───── Supplied material
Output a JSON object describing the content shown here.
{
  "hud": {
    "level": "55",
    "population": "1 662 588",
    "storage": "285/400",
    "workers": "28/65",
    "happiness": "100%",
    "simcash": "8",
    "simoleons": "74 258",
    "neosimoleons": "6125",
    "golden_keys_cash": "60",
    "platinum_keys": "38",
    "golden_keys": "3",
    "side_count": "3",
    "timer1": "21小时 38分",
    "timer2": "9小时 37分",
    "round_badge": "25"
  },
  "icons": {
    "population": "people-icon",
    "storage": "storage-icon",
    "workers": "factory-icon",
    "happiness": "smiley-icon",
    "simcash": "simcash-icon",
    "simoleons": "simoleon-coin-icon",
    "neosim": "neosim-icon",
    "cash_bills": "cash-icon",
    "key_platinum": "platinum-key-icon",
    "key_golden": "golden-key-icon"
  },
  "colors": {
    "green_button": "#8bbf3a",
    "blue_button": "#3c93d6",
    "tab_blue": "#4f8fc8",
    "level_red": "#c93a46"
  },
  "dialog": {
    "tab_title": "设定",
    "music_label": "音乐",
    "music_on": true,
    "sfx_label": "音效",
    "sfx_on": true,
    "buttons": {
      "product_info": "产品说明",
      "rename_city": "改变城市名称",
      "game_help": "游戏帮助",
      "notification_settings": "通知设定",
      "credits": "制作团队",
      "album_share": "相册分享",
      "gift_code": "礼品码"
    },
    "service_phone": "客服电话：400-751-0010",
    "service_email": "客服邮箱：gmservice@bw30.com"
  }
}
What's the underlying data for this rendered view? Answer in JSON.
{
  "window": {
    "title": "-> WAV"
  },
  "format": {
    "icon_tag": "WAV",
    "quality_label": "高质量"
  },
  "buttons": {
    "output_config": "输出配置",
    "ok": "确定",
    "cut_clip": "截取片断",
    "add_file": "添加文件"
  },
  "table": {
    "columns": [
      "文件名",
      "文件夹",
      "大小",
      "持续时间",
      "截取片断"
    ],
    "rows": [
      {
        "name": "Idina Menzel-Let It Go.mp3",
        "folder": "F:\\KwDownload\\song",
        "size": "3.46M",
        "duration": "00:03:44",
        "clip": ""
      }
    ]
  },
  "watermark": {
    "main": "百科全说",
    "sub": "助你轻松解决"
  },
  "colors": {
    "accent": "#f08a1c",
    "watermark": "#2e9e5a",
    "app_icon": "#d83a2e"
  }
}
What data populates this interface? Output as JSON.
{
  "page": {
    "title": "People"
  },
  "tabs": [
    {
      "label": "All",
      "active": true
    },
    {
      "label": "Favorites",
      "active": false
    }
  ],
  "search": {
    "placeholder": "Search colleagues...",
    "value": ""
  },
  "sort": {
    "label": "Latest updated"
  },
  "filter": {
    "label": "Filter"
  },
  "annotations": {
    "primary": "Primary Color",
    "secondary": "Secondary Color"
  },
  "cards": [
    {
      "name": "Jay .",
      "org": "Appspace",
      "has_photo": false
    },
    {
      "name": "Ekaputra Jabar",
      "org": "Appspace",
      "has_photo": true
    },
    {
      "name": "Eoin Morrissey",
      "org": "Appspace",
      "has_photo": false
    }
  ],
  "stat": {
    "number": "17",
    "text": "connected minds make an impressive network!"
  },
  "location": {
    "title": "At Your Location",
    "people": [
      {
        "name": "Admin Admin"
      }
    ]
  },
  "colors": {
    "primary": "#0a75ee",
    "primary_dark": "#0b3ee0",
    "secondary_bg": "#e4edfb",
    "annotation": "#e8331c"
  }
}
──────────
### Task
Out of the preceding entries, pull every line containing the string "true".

### Exercise response
    "music_on": true,
    "sfx_on": true,
      "active": true
      "has_photo": true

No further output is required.